UPDATE: I've uploaded a PDF file for blank windows and doors that can be used for masking templates and filled windows and doors which have blue gradient fills and can be used as basic stickers.
Since moving from one milieu to another often entails a change of scenery (ha ha), I felt that the usual Ruins just wouldn’t cut it for Infinity. To remedy the situation, I started making some nice clean walls. What good, though, are walls if you don’t have something to put them around? Here’s my answer:
Always looking for cheap terrain options, I found some 8”x5” acrylic boxes at the Container Store near my office. They were on sale for about $3 each, so I snagged six of them and decided to create some intact buildings. With complete walls. And windows. So totally not 40k.
The first step was to invert the lid and box, then superglue the two parts together. This means that the top of the box is now the bottom, and the upended lid is now the roof. In one move I created a taller building with a slight railing around perimeter of the roof.
The second step was to add some sort of dividing structure in the middle of the long walls. In my example, sheet styrene runs vertically and is then capped by a length of half-round rod. I had to remove two-inch lengths of the lip (now at ground level) under the original lid in order to make room for eventual door placement.
The next step was to create a simple Adobe Illustrator file for windows and doors which was then printed on to self-adhesive label paper (about $1.50 per sheet from Staples). Once printed, I cut out the windows and doors, scored around the curved corners of the windows with a very sharp knife, then stuck the windows on the boxes. The idea was to use the windows as masks for the forthcoming spray paint. When I had all the windows attached, I finished scoring the outlines of the windows. The partial scoring was done before placement so I could get the control needed to follow the curves. This also allowed me to not have to worry about the windows coming completely apart as I peeled them off the backing paper.

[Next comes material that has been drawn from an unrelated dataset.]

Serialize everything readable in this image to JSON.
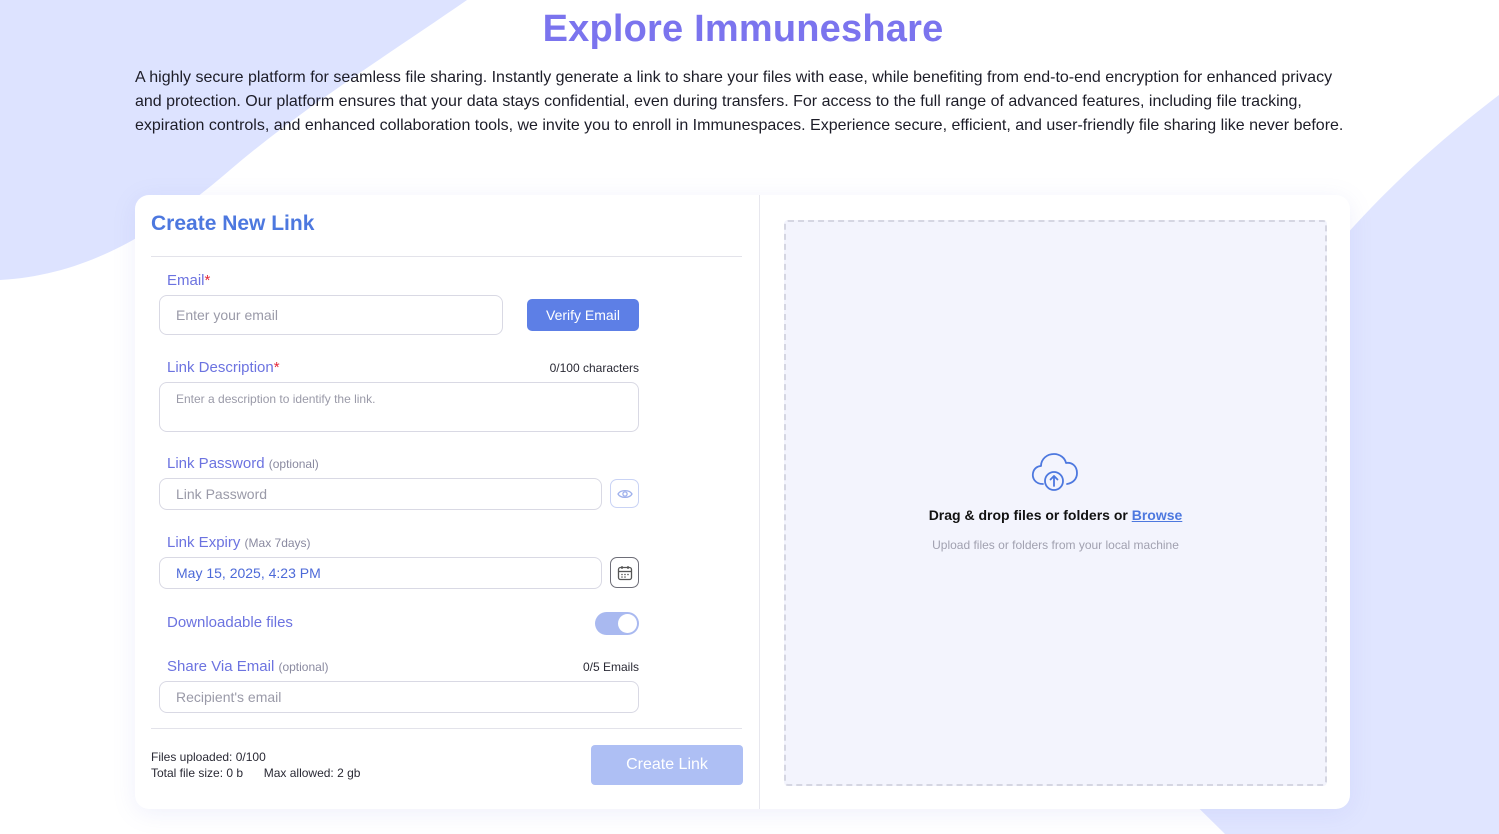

I spray painted the exterior of the boxes with Rustoleum Fossil, then added some highlights with Gloss Almond. When the paint was dry, I added the stickers for the doors. Once the doors were securely attached, I hit the whole thing with dullcoat to both kill the gloss and protect the finish.
The final step was to go back and remove the windows/masks. This was tricky, since I only wanted to remove the “glass” parts that I had scored earlier, yet still leave the window frame attached to the box. It was a good idea, but in practice the stickers came off very slowly and left a LOT of adhesive behind. I managed to use rolled up duct tape to essentially remove adhesive with adhesive, but it took a long time. Fortunately, I had MST3K to keep me occupied. When the last traces of adhesive were tacked up, I went back with a cotton swab and isopropyl alcohol for a final cleaning.
The units are stackable, and look good for tabletop use. You can see through the windows, and that means we can declare them as open LOS, obscured LOS, or no LOS. I may hit the units with highlights later on, but I’m going to have to get the adhesives out from under my fingernails first.